▶ _Instructions to follow_: Indicate, with the number alone, how many lines in the listing below hold the string "adapter".

▶ _Record set_:
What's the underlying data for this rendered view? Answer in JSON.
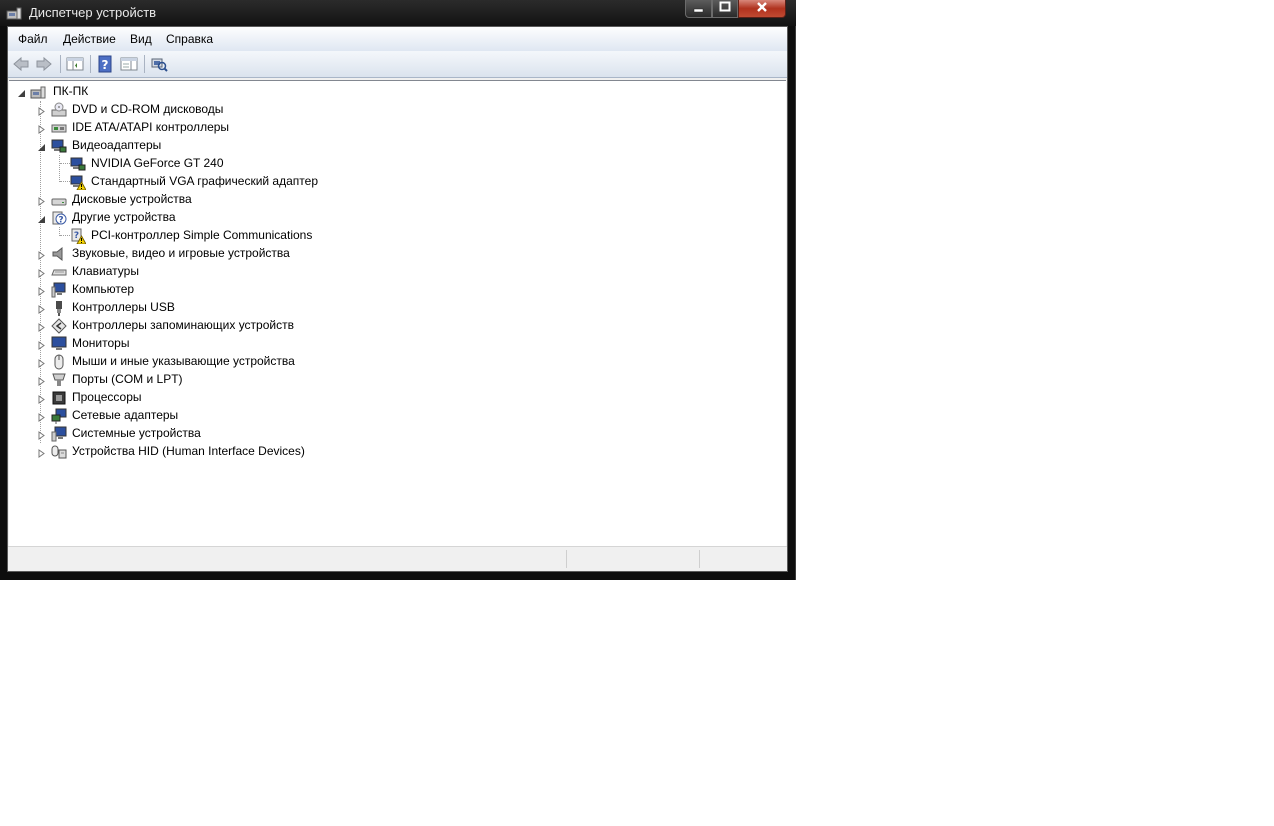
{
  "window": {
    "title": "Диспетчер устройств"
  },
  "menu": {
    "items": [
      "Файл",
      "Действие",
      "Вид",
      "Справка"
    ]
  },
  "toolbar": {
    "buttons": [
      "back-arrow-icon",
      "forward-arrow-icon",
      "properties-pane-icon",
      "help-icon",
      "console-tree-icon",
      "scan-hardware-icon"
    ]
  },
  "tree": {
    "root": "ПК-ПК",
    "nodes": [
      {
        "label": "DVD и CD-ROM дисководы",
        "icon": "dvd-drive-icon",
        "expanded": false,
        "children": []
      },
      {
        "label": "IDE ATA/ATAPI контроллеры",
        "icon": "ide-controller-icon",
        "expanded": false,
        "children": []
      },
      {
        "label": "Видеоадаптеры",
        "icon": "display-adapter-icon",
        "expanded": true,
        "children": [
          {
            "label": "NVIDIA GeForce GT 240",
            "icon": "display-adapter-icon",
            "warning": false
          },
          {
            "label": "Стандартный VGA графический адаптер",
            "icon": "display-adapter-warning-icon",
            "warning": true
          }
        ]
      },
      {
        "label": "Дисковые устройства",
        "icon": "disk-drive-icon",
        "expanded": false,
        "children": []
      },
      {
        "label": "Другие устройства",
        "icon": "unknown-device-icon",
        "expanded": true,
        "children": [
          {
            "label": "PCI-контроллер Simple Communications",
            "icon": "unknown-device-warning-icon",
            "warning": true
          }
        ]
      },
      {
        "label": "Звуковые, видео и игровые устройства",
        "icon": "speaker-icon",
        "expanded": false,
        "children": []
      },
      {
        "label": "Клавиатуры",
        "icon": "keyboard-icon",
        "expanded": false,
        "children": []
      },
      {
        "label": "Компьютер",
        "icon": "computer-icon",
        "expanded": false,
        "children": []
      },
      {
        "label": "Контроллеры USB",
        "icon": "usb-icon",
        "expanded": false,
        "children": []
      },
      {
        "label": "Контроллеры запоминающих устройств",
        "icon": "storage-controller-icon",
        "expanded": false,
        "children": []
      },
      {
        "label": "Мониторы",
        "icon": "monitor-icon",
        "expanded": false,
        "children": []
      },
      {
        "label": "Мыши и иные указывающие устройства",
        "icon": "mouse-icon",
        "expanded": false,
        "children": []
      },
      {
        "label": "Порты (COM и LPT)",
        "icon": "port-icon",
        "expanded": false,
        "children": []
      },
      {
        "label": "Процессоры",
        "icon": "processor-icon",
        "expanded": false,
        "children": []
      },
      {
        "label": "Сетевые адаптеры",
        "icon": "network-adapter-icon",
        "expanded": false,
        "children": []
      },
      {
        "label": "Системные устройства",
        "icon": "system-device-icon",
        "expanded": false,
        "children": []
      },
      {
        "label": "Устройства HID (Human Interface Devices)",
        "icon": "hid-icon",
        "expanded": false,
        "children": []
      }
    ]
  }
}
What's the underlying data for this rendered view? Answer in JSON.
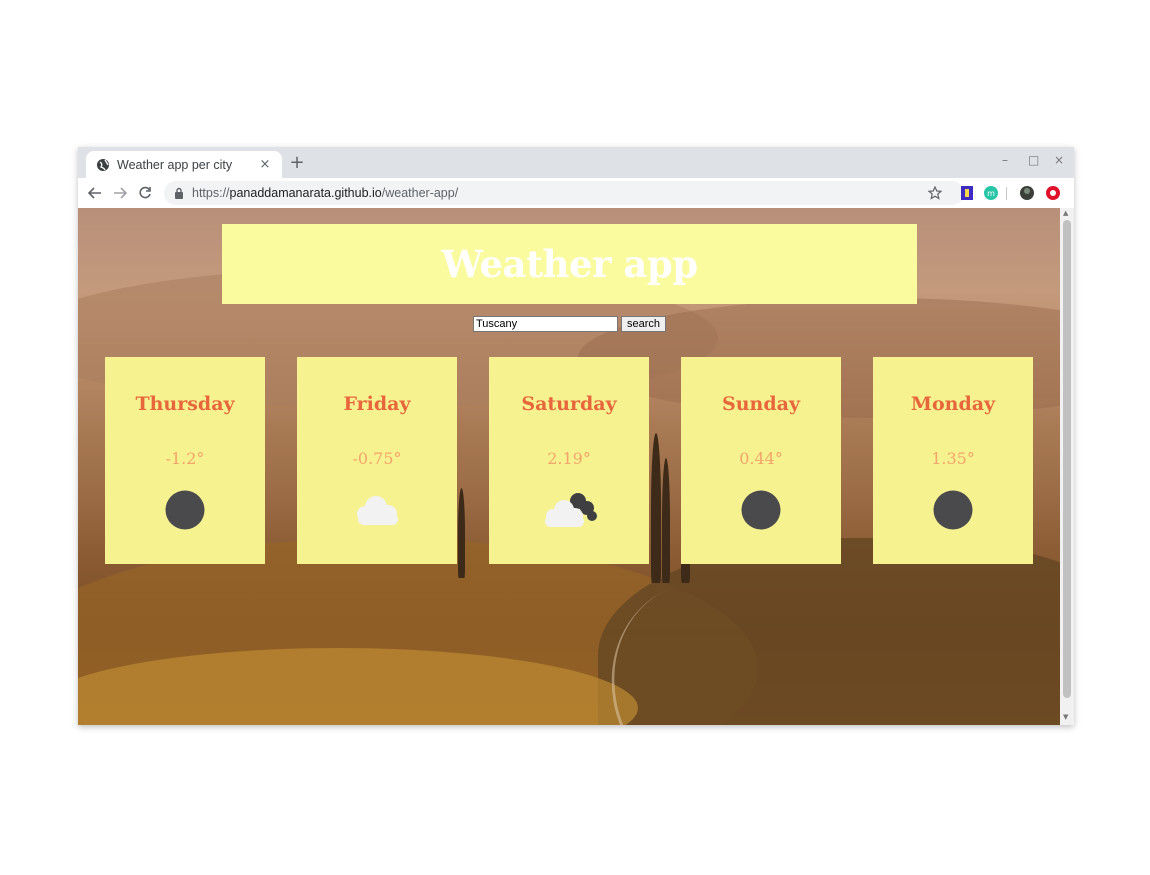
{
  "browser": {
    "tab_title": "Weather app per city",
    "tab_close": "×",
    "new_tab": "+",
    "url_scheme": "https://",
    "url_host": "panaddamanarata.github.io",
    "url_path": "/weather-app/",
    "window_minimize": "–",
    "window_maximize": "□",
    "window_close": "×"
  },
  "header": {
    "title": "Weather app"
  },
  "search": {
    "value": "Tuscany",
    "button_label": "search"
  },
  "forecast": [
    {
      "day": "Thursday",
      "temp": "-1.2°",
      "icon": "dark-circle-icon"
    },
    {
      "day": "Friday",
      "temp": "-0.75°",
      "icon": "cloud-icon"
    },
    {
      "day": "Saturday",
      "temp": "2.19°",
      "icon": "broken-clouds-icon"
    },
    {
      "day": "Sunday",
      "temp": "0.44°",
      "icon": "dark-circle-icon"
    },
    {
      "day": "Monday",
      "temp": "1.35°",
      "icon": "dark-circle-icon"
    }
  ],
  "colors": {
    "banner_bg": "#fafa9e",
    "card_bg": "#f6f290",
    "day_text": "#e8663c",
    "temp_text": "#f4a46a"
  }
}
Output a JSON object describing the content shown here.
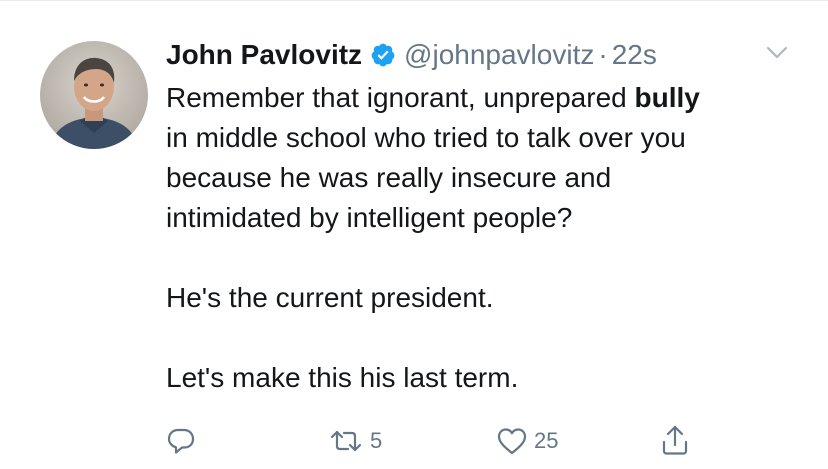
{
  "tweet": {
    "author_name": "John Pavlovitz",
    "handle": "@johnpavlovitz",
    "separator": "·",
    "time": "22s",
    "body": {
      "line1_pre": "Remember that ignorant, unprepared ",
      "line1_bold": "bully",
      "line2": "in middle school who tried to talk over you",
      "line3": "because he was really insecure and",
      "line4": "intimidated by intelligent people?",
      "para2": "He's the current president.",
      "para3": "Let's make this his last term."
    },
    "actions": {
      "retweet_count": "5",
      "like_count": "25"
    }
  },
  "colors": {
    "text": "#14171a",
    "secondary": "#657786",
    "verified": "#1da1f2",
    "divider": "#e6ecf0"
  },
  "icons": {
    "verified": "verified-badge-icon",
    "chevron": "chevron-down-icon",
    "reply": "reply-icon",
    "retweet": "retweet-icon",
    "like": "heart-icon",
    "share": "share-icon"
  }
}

▶ _Expected answer_: 4